Cameron told: ''Consider a deal with UKIP''
26 November 2012
The Conservatives could promise the United Kingdom Independence Party (UKIP) a referendum on membership of the EU in return for them not competing against each other in up to 40 marginal seats at the next election, the Prime Minister's election adviser Michael Fabricant has suggested.
However, UKIP has ruled out the idea, with UKIP leader Nigel Farage saying there would be "no deals" with the Tories. And sources at Number 10 said there was "absolutely not" the remotest possibility of a deal.
In his discussion paper called 'The Pact? The Conservative Party, UKIP and the EU', Fabricant wrote: "There are a number of factors that will determine whether the Conservatives win the next election in 2015. These include the state of the economy, increased support from all ethnicities, and a possible boundary review. These are well known. But there is another factor and something else the Conservative Party can address if it has the will to win. The United Kingdom Independence Party (UKIP) is now a significant contributory factor in costing the Conservative Party victories in marginal seats. It is time to consider actively whether a rapprochement might be possible before the 2015 general election. The basis of any deal is clear: A referendum on the United Kingdom's future membership of the European Union."

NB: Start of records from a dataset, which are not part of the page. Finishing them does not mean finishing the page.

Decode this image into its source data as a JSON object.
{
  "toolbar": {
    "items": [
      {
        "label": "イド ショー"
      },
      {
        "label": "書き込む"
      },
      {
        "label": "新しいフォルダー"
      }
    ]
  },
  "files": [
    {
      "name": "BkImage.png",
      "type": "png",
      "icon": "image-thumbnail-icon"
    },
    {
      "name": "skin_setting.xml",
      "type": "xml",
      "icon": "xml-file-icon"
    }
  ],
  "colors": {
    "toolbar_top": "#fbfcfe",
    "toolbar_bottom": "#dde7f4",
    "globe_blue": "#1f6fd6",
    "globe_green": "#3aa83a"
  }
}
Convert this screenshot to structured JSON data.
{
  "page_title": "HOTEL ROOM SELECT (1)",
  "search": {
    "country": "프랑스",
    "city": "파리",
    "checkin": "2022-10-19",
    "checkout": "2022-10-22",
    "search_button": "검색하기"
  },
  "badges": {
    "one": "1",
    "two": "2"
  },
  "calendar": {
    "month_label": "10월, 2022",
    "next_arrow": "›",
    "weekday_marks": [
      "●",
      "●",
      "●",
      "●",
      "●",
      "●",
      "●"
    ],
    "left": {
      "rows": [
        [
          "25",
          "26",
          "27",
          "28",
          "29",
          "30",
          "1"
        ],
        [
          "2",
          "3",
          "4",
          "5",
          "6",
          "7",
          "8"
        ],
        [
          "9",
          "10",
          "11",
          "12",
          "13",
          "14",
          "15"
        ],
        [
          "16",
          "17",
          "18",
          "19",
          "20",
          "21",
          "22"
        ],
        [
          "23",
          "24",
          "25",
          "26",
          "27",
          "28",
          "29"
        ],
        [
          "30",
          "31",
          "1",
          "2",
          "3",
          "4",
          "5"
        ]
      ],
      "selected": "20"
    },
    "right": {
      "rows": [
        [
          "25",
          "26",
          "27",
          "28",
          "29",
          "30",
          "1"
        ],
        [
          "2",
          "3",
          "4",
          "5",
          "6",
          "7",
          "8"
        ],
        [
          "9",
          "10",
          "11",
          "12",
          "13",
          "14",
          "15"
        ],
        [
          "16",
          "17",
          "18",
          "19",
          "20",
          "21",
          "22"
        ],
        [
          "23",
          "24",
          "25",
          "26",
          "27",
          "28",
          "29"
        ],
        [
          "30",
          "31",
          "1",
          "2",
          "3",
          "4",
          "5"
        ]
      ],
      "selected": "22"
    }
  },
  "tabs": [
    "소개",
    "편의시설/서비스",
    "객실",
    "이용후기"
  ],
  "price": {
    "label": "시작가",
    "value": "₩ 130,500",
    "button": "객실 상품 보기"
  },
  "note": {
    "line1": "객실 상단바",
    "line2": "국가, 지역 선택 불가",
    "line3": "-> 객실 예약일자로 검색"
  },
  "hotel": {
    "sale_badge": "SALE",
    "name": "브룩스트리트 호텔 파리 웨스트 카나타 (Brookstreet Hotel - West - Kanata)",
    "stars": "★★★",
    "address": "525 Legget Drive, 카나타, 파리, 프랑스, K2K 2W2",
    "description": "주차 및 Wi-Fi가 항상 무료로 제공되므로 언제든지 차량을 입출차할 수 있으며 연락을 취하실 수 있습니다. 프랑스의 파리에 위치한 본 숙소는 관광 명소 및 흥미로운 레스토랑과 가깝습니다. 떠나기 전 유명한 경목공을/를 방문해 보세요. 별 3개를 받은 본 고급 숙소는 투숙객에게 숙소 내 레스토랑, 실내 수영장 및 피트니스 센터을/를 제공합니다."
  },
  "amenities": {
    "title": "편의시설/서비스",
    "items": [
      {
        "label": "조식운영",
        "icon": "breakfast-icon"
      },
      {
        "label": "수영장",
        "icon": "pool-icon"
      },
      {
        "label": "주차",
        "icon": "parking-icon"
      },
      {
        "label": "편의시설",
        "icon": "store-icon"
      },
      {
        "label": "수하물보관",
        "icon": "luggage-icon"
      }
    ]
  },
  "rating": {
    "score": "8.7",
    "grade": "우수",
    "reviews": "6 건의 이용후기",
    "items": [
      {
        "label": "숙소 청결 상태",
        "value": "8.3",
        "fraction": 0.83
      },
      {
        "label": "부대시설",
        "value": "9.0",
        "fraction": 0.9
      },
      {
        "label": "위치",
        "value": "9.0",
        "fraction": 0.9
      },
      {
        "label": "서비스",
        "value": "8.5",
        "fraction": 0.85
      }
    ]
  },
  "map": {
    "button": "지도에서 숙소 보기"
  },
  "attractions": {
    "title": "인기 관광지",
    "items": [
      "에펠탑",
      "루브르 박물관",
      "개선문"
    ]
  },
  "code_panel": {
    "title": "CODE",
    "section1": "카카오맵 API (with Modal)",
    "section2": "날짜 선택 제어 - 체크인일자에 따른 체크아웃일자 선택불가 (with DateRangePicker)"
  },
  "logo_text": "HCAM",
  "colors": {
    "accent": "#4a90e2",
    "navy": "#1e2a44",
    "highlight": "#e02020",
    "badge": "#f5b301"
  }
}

The paper pointed out that 15 per cent of Conservative voters said recently that they would vote UKIP while David Cameron's highest personal poll ratings were in the week following his decision to veto the proposed EU treaty in December 2011.
Fabricant added that although UKIP doesn't pose a threat in any single Westminster parliamentary seat, it does present a "troubling threat" to the Tories – at the last general election, UKIP is reckoned to have cost the Conservatives between 20 and 40 seats, just by standing and taking a "mere" 3 to 4 per cent of the vote. UKIP's real threat was in stealing votes at general elections rather than posing an actual threat to any one seat. In Bolton West, for example, Labour won with 18,329 votes but the Tories got 18,235 (a difference of 94) while UKIP got 1,901.
"Even 3.1 per cent of the vote, spread across 572 parliamentary constituencies, will have been a major contributory factor to the Conservatives failing to win an overall majority," Fabricant wrote.
He added: "With a UKIP leader in Nigel Farage, who is a former Thatcherite, who sounds like a Conservative, who looks like a Conservative, and in other circumstances probably would be a Conservative, some of the arguments being advanced here do have real relevance and must be addressed.
"UKIP are now pulling ahead of the Liberal Democrats into third place. In the latest polling, UKIP is on 8 per cent, while the Conservatives remain on 33 per cent. There is a direct correlation between the European question and the increase in UKIP support. The Conservative Party must now stop this steady erosion."
At the same time, Farage, Cameron and others have expressed their dismay at the news that Rotherham Metropolitan Borough Council took three ethnic minority children from foster carers because they are UKIP members and the party has a strong policy on immigration. The council is thought to have concluded that the children's ethnic needs might not be met because of this – despite the fact that all aspects of the couple's lives will have been known to the local authority before they were approved as carers.
The move by Rotherham has been condemned by figures in various political parties. The Education Secretary Michael Gove said it was "indefensible" while the Labour leader Ed Miliband said that children should be placed with carers on the basis of the security and love they would benefit from and not on what political party they support. Ex children's minister Tim Loughton called the council's decision "deeply misguided".
The foster carers have said it is unlikely the children will be returned to them – because being passed around could be traumatic and confusing for the children – but the carers have asked the council to confirm that they will still be able to foster.